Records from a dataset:
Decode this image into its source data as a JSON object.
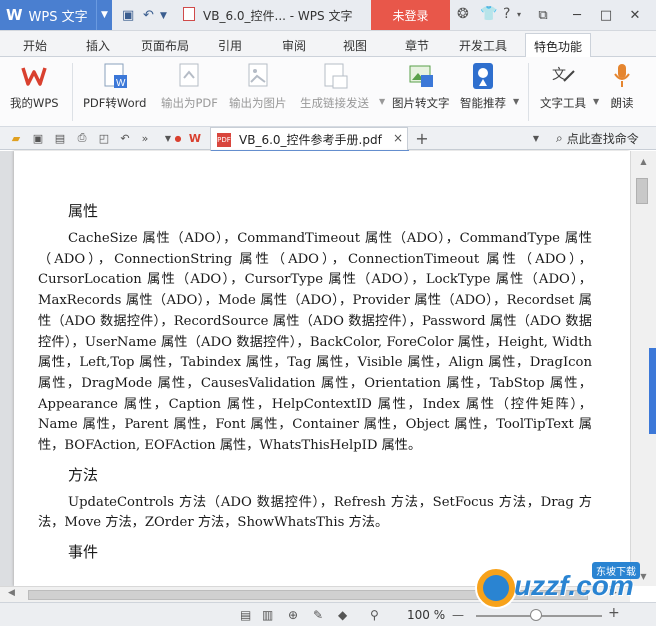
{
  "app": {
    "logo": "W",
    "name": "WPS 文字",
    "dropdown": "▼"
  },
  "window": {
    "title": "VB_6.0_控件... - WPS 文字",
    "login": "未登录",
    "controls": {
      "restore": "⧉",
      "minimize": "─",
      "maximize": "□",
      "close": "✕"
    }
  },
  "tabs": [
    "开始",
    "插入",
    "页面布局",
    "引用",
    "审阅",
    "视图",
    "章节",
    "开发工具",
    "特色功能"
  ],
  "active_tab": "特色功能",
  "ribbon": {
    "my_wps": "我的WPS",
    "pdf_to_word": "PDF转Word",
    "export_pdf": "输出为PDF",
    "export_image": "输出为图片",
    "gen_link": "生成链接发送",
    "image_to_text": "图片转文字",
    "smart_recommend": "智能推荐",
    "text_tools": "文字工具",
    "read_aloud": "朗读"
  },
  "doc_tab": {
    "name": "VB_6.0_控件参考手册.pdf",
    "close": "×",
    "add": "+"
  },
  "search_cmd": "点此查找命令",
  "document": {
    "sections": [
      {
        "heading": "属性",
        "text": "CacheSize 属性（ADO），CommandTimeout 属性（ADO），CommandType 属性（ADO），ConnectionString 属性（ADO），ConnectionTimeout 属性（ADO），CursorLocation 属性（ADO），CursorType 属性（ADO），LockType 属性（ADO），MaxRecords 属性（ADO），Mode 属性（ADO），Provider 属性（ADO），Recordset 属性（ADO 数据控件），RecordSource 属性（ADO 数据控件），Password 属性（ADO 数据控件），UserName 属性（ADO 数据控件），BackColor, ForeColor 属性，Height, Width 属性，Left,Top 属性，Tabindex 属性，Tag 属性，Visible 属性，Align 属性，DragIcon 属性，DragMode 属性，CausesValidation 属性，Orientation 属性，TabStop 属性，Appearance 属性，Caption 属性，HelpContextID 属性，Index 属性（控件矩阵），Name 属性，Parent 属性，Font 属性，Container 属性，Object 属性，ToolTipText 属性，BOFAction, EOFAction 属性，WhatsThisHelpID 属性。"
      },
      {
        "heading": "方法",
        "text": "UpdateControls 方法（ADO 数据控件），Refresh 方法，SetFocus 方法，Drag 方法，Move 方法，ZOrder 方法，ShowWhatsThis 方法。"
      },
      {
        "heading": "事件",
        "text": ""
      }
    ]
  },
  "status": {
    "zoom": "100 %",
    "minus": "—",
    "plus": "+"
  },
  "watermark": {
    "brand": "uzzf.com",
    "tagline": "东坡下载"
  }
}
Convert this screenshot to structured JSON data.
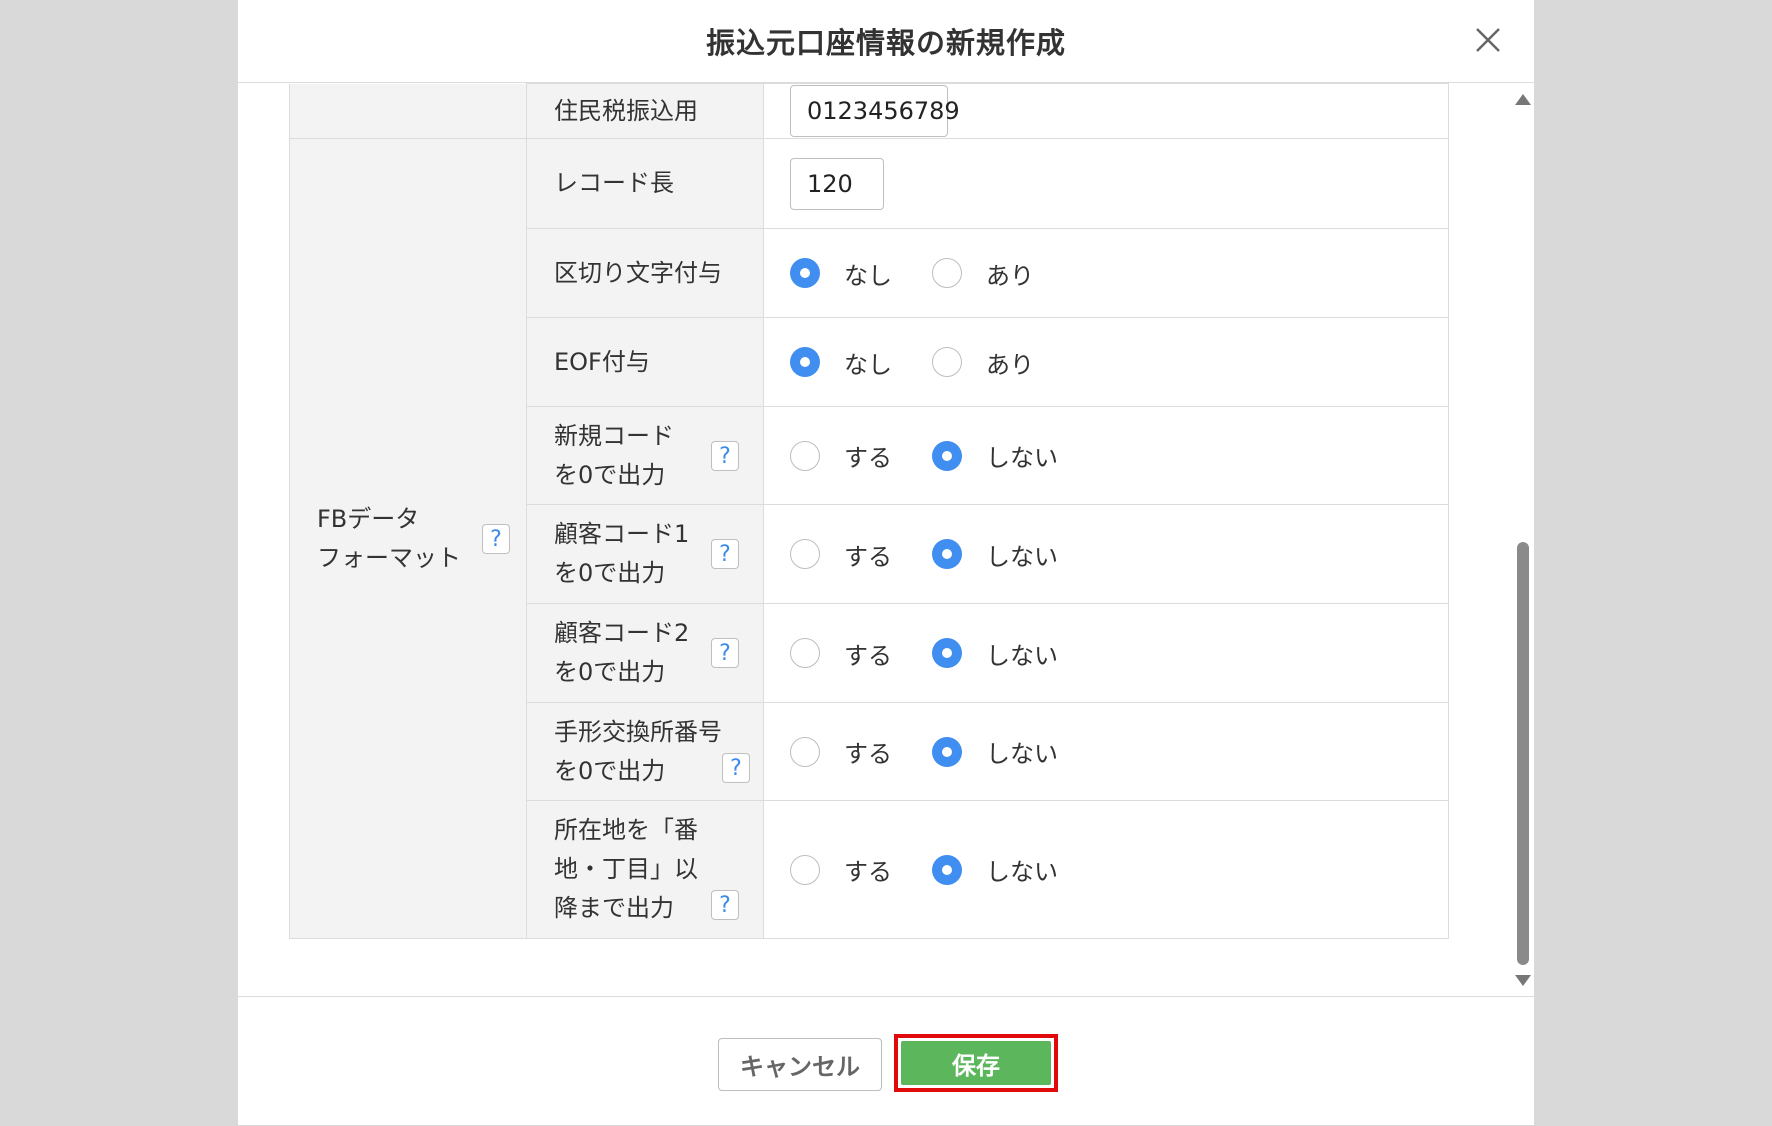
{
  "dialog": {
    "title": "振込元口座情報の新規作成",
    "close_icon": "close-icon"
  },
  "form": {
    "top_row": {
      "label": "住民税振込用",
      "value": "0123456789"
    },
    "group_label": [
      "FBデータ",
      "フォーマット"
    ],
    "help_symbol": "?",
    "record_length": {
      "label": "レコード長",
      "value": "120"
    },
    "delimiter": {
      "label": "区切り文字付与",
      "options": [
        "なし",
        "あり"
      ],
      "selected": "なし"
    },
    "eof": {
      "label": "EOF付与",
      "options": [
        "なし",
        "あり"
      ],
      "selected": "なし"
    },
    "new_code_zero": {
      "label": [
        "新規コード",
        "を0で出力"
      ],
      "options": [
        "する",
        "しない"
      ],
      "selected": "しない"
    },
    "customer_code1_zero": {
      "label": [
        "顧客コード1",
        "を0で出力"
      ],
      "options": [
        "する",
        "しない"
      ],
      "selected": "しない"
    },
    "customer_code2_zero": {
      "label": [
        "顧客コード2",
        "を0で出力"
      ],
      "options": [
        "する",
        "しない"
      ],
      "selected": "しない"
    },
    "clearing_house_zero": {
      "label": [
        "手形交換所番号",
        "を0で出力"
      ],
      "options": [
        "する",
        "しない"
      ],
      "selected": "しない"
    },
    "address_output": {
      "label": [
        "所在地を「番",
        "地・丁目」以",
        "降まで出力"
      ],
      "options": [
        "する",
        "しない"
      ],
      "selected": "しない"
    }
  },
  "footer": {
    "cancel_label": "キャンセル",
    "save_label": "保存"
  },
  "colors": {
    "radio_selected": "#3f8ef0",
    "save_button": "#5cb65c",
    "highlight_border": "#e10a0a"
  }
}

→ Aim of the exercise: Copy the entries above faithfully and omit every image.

→ Problem solution:
Decode this image into its source data as a JSON object.
{
  "app": {
    "logo": "W",
    "name": "WPS 文字",
    "dropdown": "▼"
  },
  "window": {
    "title": "VB_6.0_控件... - WPS 文字",
    "login": "未登录",
    "controls": {
      "restore": "⧉",
      "minimize": "─",
      "maximize": "□",
      "close": "✕"
    }
  },
  "tabs": [
    "开始",
    "插入",
    "页面布局",
    "引用",
    "审阅",
    "视图",
    "章节",
    "开发工具",
    "特色功能"
  ],
  "active_tab": "特色功能",
  "ribbon": {
    "my_wps": "我的WPS",
    "pdf_to_word": "PDF转Word",
    "export_pdf": "输出为PDF",
    "export_image": "输出为图片",
    "gen_link": "生成链接发送",
    "image_to_text": "图片转文字",
    "smart_recommend": "智能推荐",
    "text_tools": "文字工具",
    "read_aloud": "朗读"
  },
  "doc_tab": {
    "name": "VB_6.0_控件参考手册.pdf",
    "close": "×",
    "add": "+"
  },
  "search_cmd": "点此查找命令",
  "document": {
    "sections": [
      {
        "heading": "属性",
        "text": "CacheSize 属性（ADO），CommandTimeout 属性（ADO），CommandType 属性（ADO），ConnectionString 属性（ADO），ConnectionTimeout 属性（ADO），CursorLocation 属性（ADO），CursorType 属性（ADO），LockType 属性（ADO），MaxRecords 属性（ADO），Mode 属性（ADO），Provider 属性（ADO），Recordset 属性（ADO 数据控件），RecordSource 属性（ADO 数据控件），Password 属性（ADO 数据控件），UserName 属性（ADO 数据控件），BackColor, ForeColor 属性，Height, Width 属性，Left,Top 属性，Tabindex 属性，Tag 属性，Visible 属性，Align 属性，DragIcon 属性，DragMode 属性，CausesValidation 属性，Orientation 属性，TabStop 属性，Appearance 属性，Caption 属性，HelpContextID 属性，Index 属性（控件矩阵），Name 属性，Parent 属性，Font 属性，Container 属性，Object 属性，ToolTipText 属性，BOFAction, EOFAction 属性，WhatsThisHelpID 属性。"
      },
      {
        "heading": "方法",
        "text": "UpdateControls 方法（ADO 数据控件），Refresh 方法，SetFocus 方法，Drag 方法，Move 方法，ZOrder 方法，ShowWhatsThis 方法。"
      },
      {
        "heading": "事件",
        "text": ""
      }
    ]
  },
  "status": {
    "zoom": "100 %",
    "minus": "—",
    "plus": "+"
  },
  "watermark": {
    "brand": "uzzf.com",
    "tagline": "东坡下载"
  }
}
Convert this screenshot to structured JSON data.
{
  "dialog": {
    "title": "振込元口座情報の新規作成",
    "close_icon": "close-icon"
  },
  "form": {
    "top_row": {
      "label": "住民税振込用",
      "value": "0123456789"
    },
    "group_label": [
      "FBデータ",
      "フォーマット"
    ],
    "help_symbol": "?",
    "record_length": {
      "label": "レコード長",
      "value": "120"
    },
    "delimiter": {
      "label": "区切り文字付与",
      "options": [
        "なし",
        "あり"
      ],
      "selected": "なし"
    },
    "eof": {
      "label": "EOF付与",
      "options": [
        "なし",
        "あり"
      ],
      "selected": "なし"
    },
    "new_code_zero": {
      "label": [
        "新規コード",
        "を0で出力"
      ],
      "options": [
        "する",
        "しない"
      ],
      "selected": "しない"
    },
    "customer_code1_zero": {
      "label": [
        "顧客コード1",
        "を0で出力"
      ],
      "options": [
        "する",
        "しない"
      ],
      "selected": "しない"
    },
    "customer_code2_zero": {
      "label": [
        "顧客コード2",
        "を0で出力"
      ],
      "options": [
        "する",
        "しない"
      ],
      "selected": "しない"
    },
    "clearing_house_zero": {
      "label": [
        "手形交換所番号",
        "を0で出力"
      ],
      "options": [
        "する",
        "しない"
      ],
      "selected": "しない"
    },
    "address_output": {
      "label": [
        "所在地を「番",
        "地・丁目」以",
        "降まで出力"
      ],
      "options": [
        "する",
        "しない"
      ],
      "selected": "しない"
    }
  },
  "footer": {
    "cancel_label": "キャンセル",
    "save_label": "保存"
  },
  "colors": {
    "radio_selected": "#3f8ef0",
    "save_button": "#5cb65c",
    "highlight_border": "#e10a0a"
  }
}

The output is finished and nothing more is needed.